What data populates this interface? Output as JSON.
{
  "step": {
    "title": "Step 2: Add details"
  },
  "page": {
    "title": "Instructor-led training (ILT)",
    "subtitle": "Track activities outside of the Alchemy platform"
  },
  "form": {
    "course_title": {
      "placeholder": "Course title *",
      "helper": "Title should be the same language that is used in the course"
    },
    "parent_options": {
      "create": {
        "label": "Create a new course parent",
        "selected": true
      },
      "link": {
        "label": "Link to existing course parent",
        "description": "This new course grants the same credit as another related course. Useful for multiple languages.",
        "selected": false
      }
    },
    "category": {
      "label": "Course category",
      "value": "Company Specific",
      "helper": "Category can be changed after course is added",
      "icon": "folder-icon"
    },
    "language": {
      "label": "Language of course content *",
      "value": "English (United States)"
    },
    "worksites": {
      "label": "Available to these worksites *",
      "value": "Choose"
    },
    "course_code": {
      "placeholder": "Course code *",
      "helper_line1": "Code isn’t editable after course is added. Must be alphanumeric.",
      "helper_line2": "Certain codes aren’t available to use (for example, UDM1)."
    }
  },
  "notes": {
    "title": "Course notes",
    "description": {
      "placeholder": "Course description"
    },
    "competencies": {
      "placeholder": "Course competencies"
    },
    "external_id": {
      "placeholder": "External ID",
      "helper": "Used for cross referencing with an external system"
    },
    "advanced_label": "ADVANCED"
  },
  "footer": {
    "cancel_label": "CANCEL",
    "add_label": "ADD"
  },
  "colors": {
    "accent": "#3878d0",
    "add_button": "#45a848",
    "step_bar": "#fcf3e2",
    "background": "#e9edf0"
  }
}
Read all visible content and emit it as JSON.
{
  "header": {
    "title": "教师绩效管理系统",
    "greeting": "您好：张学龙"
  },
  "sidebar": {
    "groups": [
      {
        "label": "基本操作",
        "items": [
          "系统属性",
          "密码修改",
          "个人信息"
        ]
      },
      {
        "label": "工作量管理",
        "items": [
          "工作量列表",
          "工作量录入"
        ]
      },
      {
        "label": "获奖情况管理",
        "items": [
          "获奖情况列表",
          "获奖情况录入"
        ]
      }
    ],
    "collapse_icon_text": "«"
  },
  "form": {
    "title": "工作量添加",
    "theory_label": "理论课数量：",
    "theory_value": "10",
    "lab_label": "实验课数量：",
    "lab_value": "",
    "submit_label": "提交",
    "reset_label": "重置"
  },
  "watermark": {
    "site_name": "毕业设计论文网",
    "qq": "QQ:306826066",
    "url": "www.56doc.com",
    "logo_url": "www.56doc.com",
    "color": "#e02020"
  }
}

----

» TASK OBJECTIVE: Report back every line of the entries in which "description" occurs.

» SOLUTION FOR THIS PROBLEM:
        "description": "This new course grants the same credit as another related course. Useful for multiple languages.",
    "description": {
      "placeholder": "Course description"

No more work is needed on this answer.